In Memoriam

Eric F. Goldman

AHA Staff, May 1989

Eric F. Goldman, 73, leading authority on twentieth-century American history, professor emeritus, Princeton University, and a former aide and adviser to President Lyndon B. Johnson, died February 19, 1989. Dr. Goldman was probably best known for his 1952 book Rendezvous with Destiny: A History of Modern American Reform, which won Columbia University's Bancroft Prize for "distinguished writing in American history." He was also author of the best-selling The Crucial Decade, America 1945–55. The experience of working as special adviser to President Lyndon Johnson was recounted in The Tragedy of Lyndon Johnson.

Dr. Goldman grew up in Baltimore and attended The Johns Hopkins University where, he received his master's and doctoral degrees in history by the age of 22. He served on the faculty at Johns Hopkins until 1942, when he became an assistant professor at Princeton University. For years his Princeton course on modern American history was one of the most popular at the university.

From 1959 to 1967, he was moderator of the NBC television show The Open Mind, and had written for scholarly journals and for such magazines as Time, Harper's, National Geographic, Holiday, Life, Saturday Review, and The New York Times Magazine.

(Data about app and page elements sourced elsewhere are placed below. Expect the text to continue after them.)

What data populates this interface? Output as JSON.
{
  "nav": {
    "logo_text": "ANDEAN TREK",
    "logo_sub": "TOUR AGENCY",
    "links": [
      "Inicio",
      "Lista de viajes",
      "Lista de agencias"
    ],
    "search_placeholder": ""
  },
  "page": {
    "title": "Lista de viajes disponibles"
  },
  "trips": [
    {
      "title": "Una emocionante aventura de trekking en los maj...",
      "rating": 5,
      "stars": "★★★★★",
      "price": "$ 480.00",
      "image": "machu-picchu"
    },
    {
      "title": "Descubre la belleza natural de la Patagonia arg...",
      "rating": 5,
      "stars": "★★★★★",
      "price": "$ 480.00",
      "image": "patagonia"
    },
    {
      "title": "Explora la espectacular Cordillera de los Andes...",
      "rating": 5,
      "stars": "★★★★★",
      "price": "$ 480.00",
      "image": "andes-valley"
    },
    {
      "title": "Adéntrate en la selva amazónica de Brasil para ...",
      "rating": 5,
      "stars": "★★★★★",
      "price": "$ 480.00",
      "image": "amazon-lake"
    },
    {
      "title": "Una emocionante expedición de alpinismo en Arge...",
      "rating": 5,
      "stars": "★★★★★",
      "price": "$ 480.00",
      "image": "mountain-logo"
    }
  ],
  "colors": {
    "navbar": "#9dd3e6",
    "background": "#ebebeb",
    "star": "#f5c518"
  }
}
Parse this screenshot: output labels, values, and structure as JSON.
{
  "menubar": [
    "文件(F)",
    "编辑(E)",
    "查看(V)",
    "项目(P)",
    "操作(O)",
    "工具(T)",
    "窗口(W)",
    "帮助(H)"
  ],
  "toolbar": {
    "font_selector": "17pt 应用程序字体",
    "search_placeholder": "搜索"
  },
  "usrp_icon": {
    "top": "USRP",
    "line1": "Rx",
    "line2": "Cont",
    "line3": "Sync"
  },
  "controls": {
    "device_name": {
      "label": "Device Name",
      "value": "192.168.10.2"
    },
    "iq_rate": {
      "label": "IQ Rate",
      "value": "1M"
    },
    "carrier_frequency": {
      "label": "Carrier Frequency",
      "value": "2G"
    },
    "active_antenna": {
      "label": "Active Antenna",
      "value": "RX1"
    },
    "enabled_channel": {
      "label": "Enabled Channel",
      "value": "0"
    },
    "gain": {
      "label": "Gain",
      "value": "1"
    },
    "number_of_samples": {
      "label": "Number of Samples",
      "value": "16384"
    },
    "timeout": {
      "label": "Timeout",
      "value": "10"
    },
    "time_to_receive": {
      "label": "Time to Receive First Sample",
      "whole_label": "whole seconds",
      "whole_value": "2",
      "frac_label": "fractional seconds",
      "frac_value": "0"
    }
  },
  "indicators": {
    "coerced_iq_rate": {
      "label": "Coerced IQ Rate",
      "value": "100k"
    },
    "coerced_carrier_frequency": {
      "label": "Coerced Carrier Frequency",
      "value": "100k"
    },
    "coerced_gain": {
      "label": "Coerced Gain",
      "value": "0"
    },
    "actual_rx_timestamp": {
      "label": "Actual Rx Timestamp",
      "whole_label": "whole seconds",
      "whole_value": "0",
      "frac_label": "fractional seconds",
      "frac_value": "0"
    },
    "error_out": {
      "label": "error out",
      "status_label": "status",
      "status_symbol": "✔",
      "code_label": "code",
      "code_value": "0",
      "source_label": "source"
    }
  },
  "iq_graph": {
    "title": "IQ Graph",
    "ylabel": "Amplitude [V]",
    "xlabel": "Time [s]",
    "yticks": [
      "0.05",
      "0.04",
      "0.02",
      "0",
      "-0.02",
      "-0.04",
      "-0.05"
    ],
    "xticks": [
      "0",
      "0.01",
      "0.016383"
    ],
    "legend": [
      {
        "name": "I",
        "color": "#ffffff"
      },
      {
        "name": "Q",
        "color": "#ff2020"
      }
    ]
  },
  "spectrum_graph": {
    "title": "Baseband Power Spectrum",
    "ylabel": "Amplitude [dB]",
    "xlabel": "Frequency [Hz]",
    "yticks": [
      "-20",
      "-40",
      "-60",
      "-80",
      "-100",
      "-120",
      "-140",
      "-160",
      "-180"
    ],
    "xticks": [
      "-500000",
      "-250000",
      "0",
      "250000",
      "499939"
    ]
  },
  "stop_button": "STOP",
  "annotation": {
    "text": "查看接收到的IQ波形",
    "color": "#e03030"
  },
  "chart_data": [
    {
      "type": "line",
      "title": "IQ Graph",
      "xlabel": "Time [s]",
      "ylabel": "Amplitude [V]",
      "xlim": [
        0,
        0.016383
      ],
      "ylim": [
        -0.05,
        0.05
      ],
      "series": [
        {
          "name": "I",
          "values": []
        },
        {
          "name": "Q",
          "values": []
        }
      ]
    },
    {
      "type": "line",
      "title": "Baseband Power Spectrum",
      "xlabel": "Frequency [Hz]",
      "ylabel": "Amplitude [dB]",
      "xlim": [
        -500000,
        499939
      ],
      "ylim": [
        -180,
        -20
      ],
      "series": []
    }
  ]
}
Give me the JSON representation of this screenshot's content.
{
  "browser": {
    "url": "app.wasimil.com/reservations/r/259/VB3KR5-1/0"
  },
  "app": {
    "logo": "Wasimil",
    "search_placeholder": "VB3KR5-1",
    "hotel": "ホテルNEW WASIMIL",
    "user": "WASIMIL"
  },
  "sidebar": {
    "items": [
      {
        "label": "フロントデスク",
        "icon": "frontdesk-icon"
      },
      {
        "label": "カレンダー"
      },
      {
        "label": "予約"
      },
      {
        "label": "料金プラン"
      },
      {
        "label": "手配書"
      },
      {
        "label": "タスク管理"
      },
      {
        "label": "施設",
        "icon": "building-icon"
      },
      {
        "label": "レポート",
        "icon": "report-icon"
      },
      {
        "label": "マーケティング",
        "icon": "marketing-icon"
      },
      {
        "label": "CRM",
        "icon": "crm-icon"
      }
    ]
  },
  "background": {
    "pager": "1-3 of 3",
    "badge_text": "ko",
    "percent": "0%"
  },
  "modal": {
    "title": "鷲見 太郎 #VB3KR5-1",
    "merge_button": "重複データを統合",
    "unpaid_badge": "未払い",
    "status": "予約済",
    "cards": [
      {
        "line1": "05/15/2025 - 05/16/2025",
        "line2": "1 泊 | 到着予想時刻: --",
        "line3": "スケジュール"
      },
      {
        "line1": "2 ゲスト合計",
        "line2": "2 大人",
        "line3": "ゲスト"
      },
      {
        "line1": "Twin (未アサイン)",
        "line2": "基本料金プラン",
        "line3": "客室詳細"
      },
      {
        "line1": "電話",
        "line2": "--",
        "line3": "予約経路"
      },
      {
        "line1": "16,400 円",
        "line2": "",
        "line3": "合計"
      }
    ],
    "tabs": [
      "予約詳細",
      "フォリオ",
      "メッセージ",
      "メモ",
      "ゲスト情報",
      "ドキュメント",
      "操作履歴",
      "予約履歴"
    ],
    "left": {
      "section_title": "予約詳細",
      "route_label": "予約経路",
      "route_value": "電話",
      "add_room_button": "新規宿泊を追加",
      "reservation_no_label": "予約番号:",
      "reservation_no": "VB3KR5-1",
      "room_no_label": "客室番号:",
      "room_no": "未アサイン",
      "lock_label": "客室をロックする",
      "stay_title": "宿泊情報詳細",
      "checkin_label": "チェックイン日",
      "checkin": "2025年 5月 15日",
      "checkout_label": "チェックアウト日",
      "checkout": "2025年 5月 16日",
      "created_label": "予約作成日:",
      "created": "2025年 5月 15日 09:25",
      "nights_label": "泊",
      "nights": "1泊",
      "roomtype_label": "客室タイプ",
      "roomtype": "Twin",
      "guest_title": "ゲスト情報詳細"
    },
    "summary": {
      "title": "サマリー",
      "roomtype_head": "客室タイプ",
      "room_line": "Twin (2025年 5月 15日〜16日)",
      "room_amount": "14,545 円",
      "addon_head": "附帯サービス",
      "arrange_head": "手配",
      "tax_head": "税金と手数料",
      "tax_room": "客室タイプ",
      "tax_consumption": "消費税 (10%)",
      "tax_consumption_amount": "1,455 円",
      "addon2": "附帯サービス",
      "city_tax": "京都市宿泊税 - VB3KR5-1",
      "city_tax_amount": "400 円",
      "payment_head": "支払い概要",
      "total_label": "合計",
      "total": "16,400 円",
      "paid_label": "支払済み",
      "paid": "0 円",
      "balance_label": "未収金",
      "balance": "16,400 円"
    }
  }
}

During the 1950s he lectured in Europe and India under the auspices of the State Department and in 1976 became the first U.S.representative in the Canadian cultural exchange program.

President of the Society of American Historians from 1962 to 1969, he lived in Princeton since his retirement from the university faculty in 1985.